Although the White Helmets group was officially established in 2014, the volunteer rescue workers have saved the injured in war-torn Syrian cities and towns since 2012. Worldwide media and relief organizations started calling the volunteers wearing white helmets at rescue scenes the “White Helmets”. With the official name, Syria Civil Defence, approximately 3,000 members from all walks of life, including teachers, bakers, janitors and etc., have been involved in search and rescue in response to attacks and evacuated civilians from dangerous areas under the motto of “To save a life is to save all of humanity.” The volunteer workers immediately head to the bomb-hit places as soon as they hear ‘rescue orders’, setting aside what they are doing for a living. Nominated for the 2016 Nobel Peace Prize, the volunteer organization was mentioned by Time Magazine that “the White Helmets are bringing hope to hopeless Syria.”
The Manhae Practice Prize winner Jane Goodall said, “Pristine nature can still be found in Inje County. I am so privileged to receive the prize named after Korea’s great teacher, Ven. Manhae. We, human beings, cannot exist without nature. Continuing the spirit of Ven. Manhae, who emphasized that all living beings are noble, I am committed to relentlessly bringing peace and hope around the world.” Even in her 80s, Dame Jane Goodall is continuously carrying out a variety of activities for environment, humanity and peace as a globetrotter.
Honorary Professor Choi Dong-ho, co-winner of the Manhae Literary Prize, has researched and taught Korean modern poems more than 40 years at Korea University. Chair of the Center for Korean Studies at UC Berkeley Clare You, who also received the Literary Prize, was acknowledged for her endeavors to advance and expand Korean language education in the U.S.
Jogye Order President Ven. Jaseung (President of the Manhae Festival), who granted prizes at the ceremony, said, “Every year in August, a small mountain village in Korea attracts great heroes and heroines of the 21st century from all over the world thanks to Ven. Manhae. This attests to the humankind’s highest value of life, peace, freedom and equality even after several centuries. In Buddhism, those who spare no effort to ensure that all beings in the world can be benefitted and live in peace are called ‘bodhisattvas’. Today’s awardees are the bodhisattvas of our time, sincerely devoting themselves to making the mundane world happier.”
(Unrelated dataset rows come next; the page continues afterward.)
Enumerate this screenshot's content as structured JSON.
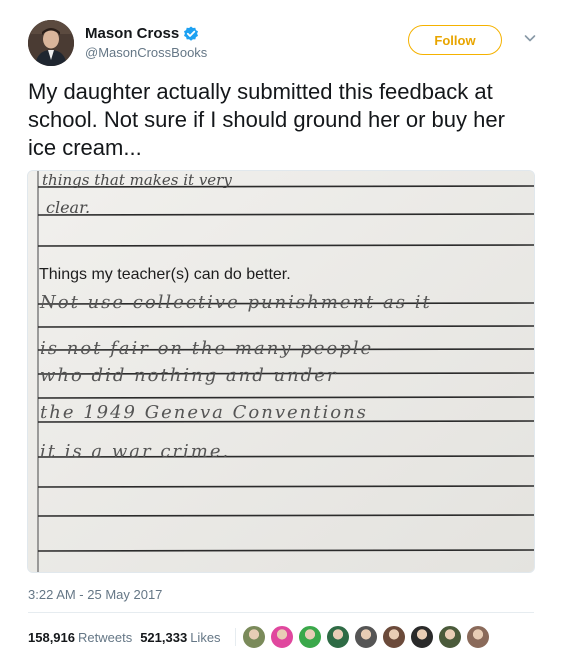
{
  "user": {
    "display_name": "Mason Cross",
    "handle": "@MasonCrossBooks"
  },
  "follow_button": {
    "label": "Follow"
  },
  "tweet": {
    "text": "My daughter actually submitted this feedback at school. Not sure if I should ground her or buy her ice cream...",
    "timestamp": "3:22 AM - 25 May 2017"
  },
  "photo": {
    "top_handwriting_1": "things that makes it very",
    "top_handwriting_2": "clear.",
    "prompt": "Things my teacher(s) can do better.",
    "lines": [
      "Not use collective punishment as it",
      "is not fair on the many people",
      "who did nothing and under",
      "the 1949 Geneva Conventions",
      "it is a war crime."
    ]
  },
  "stats": {
    "retweets_count": "158,916",
    "retweets_label": "Retweets",
    "likes_count": "521,333",
    "likes_label": "Likes"
  },
  "likers": [
    {
      "icon": "liker-avatar",
      "color": "#7a8a5a"
    },
    {
      "icon": "liker-avatar",
      "color": "#e0479e"
    },
    {
      "icon": "liker-avatar",
      "color": "#3aa84a"
    },
    {
      "icon": "liker-avatar",
      "color": "#2e6b45"
    },
    {
      "icon": "liker-avatar",
      "color": "#555555"
    },
    {
      "icon": "liker-avatar",
      "color": "#6b4a3a"
    },
    {
      "icon": "liker-avatar",
      "color": "#2a2a2a"
    },
    {
      "icon": "liker-avatar",
      "color": "#4a5a3a"
    },
    {
      "icon": "liker-avatar",
      "color": "#8a6a5a"
    }
  ],
  "colors": {
    "follow_accent": "#f5b200",
    "verified": "#1da1f2",
    "muted_text": "#657786"
  }
}
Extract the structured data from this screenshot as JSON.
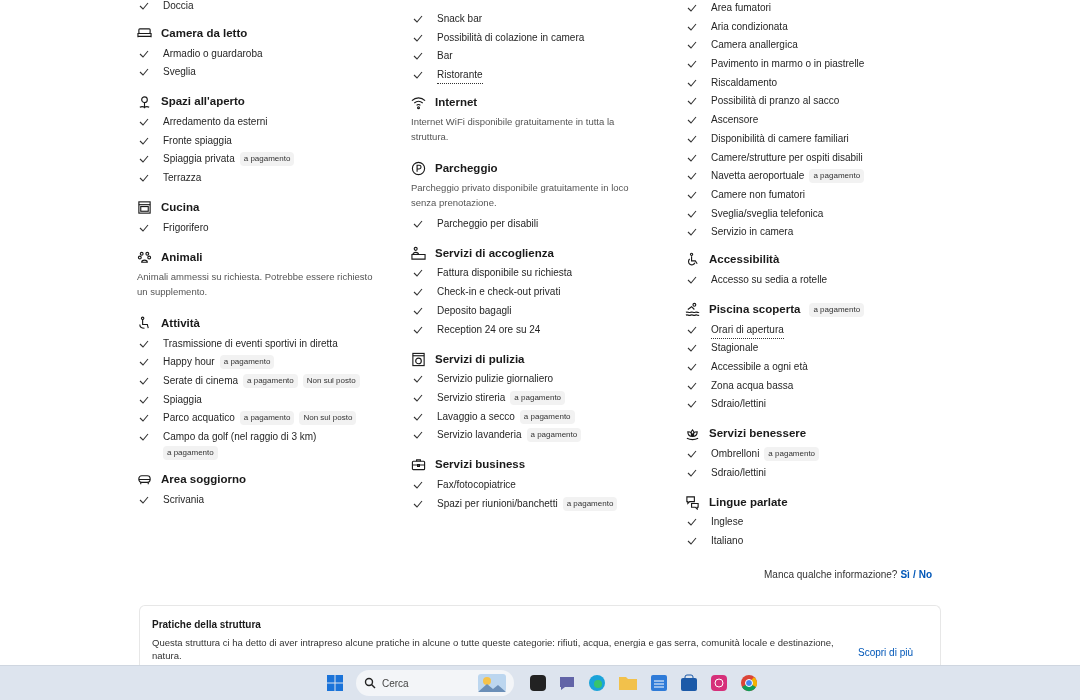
{
  "columns": [
    {
      "items": [
        {
          "label": "Doccia"
        }
      ],
      "sections": [
        {
          "title": "Camera da letto",
          "items": [
            {
              "label": "Armadio o guardaroba"
            },
            {
              "label": "Sveglia"
            }
          ]
        },
        {
          "title": "Spazi all'aperto",
          "items": [
            {
              "label": "Arredamento da esterni"
            },
            {
              "label": "Fronte spiaggia"
            },
            {
              "label": "Spiaggia privata",
              "tags": [
                "a pagamento"
              ]
            },
            {
              "label": "Terrazza"
            }
          ]
        },
        {
          "title": "Cucina",
          "items": [
            {
              "label": "Frigorifero"
            }
          ]
        },
        {
          "title": "Animali",
          "description": "Animali ammessi su richiesta. Potrebbe essere richiesto un supplemento."
        },
        {
          "title": "Attività",
          "items": [
            {
              "label": "Trasmissione di eventi sportivi in diretta"
            },
            {
              "label": "Happy hour",
              "tags": [
                "a pagamento"
              ]
            },
            {
              "label": "Serate di cinema",
              "tags": [
                "a pagamento",
                "Non sul posto"
              ]
            },
            {
              "label": "Spiaggia"
            },
            {
              "label": "Parco acquatico",
              "tags": [
                "a pagamento",
                "Non sul posto"
              ]
            },
            {
              "label": "Campo da golf (nel raggio di 3 km)",
              "tags": [
                "a pagamento"
              ]
            }
          ]
        },
        {
          "title": "Area soggiorno",
          "items": [
            {
              "label": "Scrivania"
            }
          ]
        }
      ]
    },
    {
      "items": [
        {
          "label": "Snack bar"
        },
        {
          "label": "Possibilità di colazione in camera"
        },
        {
          "label": "Bar"
        },
        {
          "label": "Ristorante",
          "dotted": true
        }
      ],
      "sections": [
        {
          "title": "Internet",
          "description": "Internet WiFi disponibile gratuitamente in tutta la struttura."
        },
        {
          "title": "Parcheggio",
          "description": "Parcheggio privato disponibile gratuitamente in loco senza prenotazione.",
          "items": [
            {
              "label": "Parcheggio per disabili"
            }
          ]
        },
        {
          "title": "Servizi di accoglienza",
          "items": [
            {
              "label": "Fattura disponibile su richiesta"
            },
            {
              "label": "Check-in e check-out privati"
            },
            {
              "label": "Deposito bagagli"
            },
            {
              "label": "Reception 24 ore su 24"
            }
          ]
        },
        {
          "title": "Servizi di pulizia",
          "items": [
            {
              "label": "Servizio pulizie giornaliero"
            },
            {
              "label": "Servizio stireria",
              "tags": [
                "a pagamento"
              ]
            },
            {
              "label": "Lavaggio a secco",
              "tags": [
                "a pagamento"
              ]
            },
            {
              "label": "Servizio lavanderia",
              "tags": [
                "a pagamento"
              ]
            }
          ]
        },
        {
          "title": "Servizi business",
          "items": [
            {
              "label": "Fax/fotocopiatrice"
            },
            {
              "label": "Spazi per riunioni/banchetti",
              "tags": [
                "a pagamento"
              ]
            }
          ]
        }
      ]
    },
    {
      "items": [
        {
          "label": "Area fumatori"
        },
        {
          "label": "Aria condizionata"
        },
        {
          "label": "Camera anallergica"
        },
        {
          "label": "Pavimento in marmo o in piastrelle"
        },
        {
          "label": "Riscaldamento"
        },
        {
          "label": "Possibilità di pranzo al sacco"
        },
        {
          "label": "Ascensore"
        },
        {
          "label": "Disponibilità di camere familiari"
        },
        {
          "label": "Camere/strutture per ospiti disabili"
        },
        {
          "label": "Navetta aeroportuale",
          "tags": [
            "a pagamento"
          ]
        },
        {
          "label": "Camere non fumatori"
        },
        {
          "label": "Sveglia/sveglia telefonica"
        },
        {
          "label": "Servizio in camera"
        }
      ],
      "sections": [
        {
          "title": "Accessibilità",
          "items": [
            {
              "label": "Accesso su sedia a rotelle"
            }
          ]
        },
        {
          "title": "Piscina scoperta",
          "tag": "a pagamento",
          "items": [
            {
              "label": "Orari di apertura",
              "dotted": true
            },
            {
              "label": "Stagionale"
            },
            {
              "label": "Accessibile a ogni età"
            },
            {
              "label": "Zona acqua bassa"
            },
            {
              "label": "Sdraio/lettini"
            }
          ]
        },
        {
          "title": "Servizi benessere",
          "items": [
            {
              "label": "Ombrelloni",
              "tags": [
                "a pagamento"
              ]
            },
            {
              "label": "Sdraio/lettini"
            }
          ]
        },
        {
          "title": "Lingue parlate",
          "items": [
            {
              "label": "Inglese"
            },
            {
              "label": "Italiano"
            }
          ]
        }
      ]
    }
  ],
  "feedback": {
    "question": "Manca qualche informazione?",
    "yes": "Sì",
    "separator": "/",
    "no": "No"
  },
  "practices": {
    "title": "Pratiche della struttura",
    "text": "Questa struttura ci ha detto di aver intrapreso alcune pratiche in alcune o tutte queste categorie: rifiuti, acqua, energia e gas serra, comunità locale e destinazione, natura.",
    "link": "Scopri di più"
  },
  "taskbar": {
    "search_placeholder": "Cerca"
  }
}
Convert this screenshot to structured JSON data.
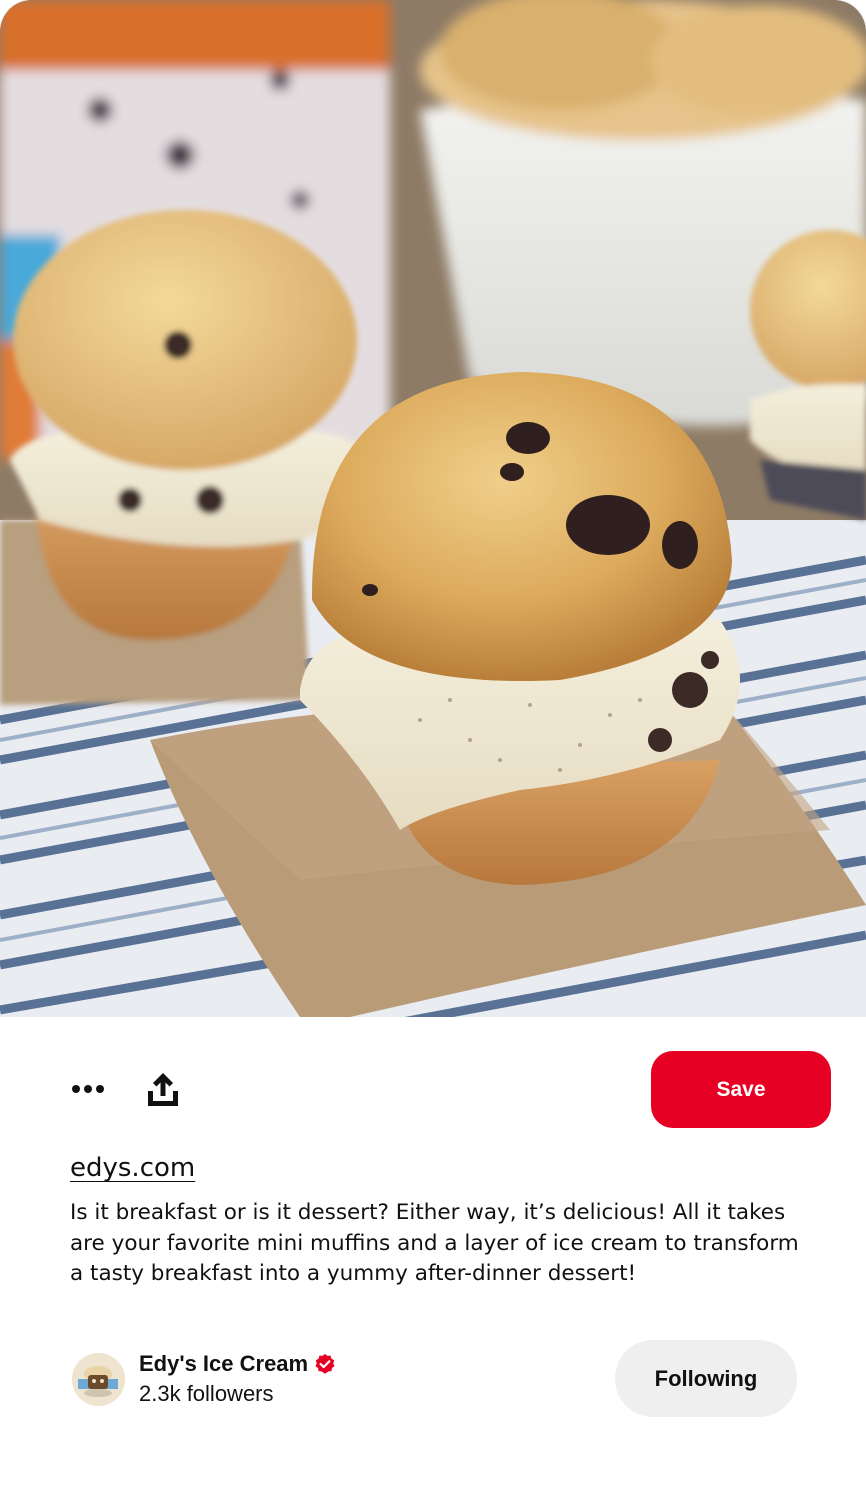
{
  "pin": {
    "image_alt": "Mini muffin ice cream sandwich with cookies and cream ice cream on kraft paper",
    "source_domain": "edys.com",
    "description": "Is it breakfast or is it dessert? Either way, it’s delicious! All it takes are your favorite mini muffins and a layer of ice cream to transform a tasty breakfast into a yummy after-dinner dessert!"
  },
  "actions": {
    "more_icon": "more-horizontal-icon",
    "share_icon": "share-upload-icon",
    "save_label": "Save"
  },
  "creator": {
    "name": "Edy's Ice Cream",
    "followers": "2.3k followers",
    "follow_label": "Following",
    "verified_icon": "verified-check-icon"
  },
  "colors": {
    "brand_red": "#e60023",
    "following_bg": "#efefef",
    "text": "#111111"
  }
}
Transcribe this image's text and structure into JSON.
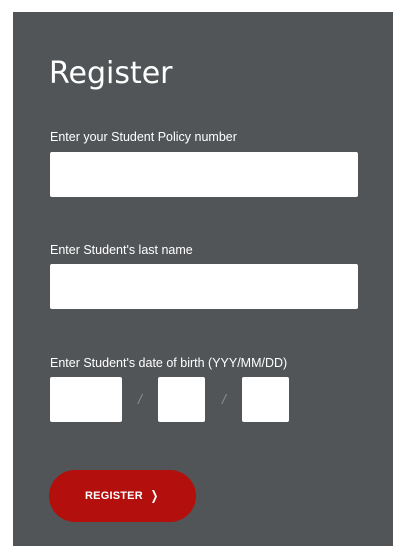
{
  "form": {
    "title": "Register",
    "policy_label": "Enter your Student Policy number",
    "policy_value": "",
    "last_name_label": "Enter Student's last name",
    "last_name_value": "",
    "dob_label": "Enter Student's date of birth (YYY/MM/DD)",
    "dob_year_value": "",
    "dob_month_value": "",
    "dob_day_value": "",
    "dob_separator": "/",
    "register_label": "REGISTER",
    "register_icon": "chevron-right-icon",
    "register_glyph": "❯"
  },
  "colors": {
    "panel_background": "#525557",
    "button_background": "#b30f0d",
    "text": "#ffffff"
  }
}
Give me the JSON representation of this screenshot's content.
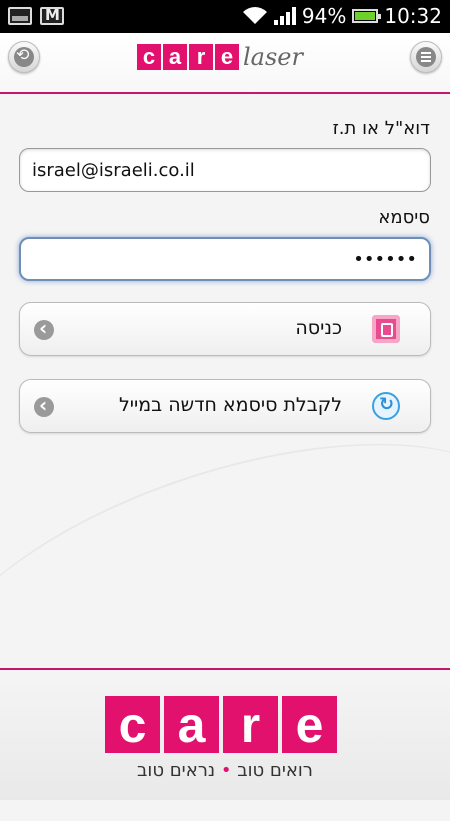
{
  "status_bar": {
    "battery": "94%",
    "time": "10:32"
  },
  "header": {
    "logo_letters": [
      "c",
      "a",
      "r",
      "e"
    ],
    "logo_suffix": "laser"
  },
  "form": {
    "email_label": "דוא\"ל או ת.ז",
    "email_value": "israel@israeli.co.il",
    "password_label": "סיסמא",
    "password_value": "••••••"
  },
  "buttons": {
    "login_label": "כניסה",
    "recover_label": "לקבלת סיסמא חדשה במייל"
  },
  "footer": {
    "logo_letters": [
      "c",
      "a",
      "r",
      "e"
    ],
    "tagline_part1": "רואים טוב",
    "tagline_dot": "•",
    "tagline_part2": "נראים טוב"
  },
  "colors": {
    "brand_pink": "#e3116e",
    "focus_blue": "#6f8fb8"
  }
}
President of Dongguk University, Ven. Bogwang (Honorary President of the Manhae Festival), said, “The awardees are bringing hope to humankind by steadfastly taking on challenges even with self-sacrifice. It is my sincere hope that all attendants can be inspired by a lotus flower, the symbol of Buddhism, which blooms purely even in mud, and allow themselves to have the merit of purifying the mundane world.”
As a pre-ceremony event, a well-known Korean poet Shin Dalja recited a poem titled ‘gently press and bite’ in memory of Ven. Manhae. The Manhae Prize Ceremony was attended by Ven. Woosong, the abbot of Shinheungsa, Ven. Samjo, the abbot of Baekdamsa, Editorial Advisor Gang Cheonseok of the Chosun Ilbo, Inje County Governor Lee Soonseon and Vice Mayor Jeong Manho of Gangwon Province.
The 2017 Manhae Festival was held until August 14, with a variety of cultural and artistic events in the Manhae Village and Inje County, including poetry and painting exhibition, writing contest and poetry reading.
Article reference: http://www.ibulgyo.com/news/articleView.html?idxno=159667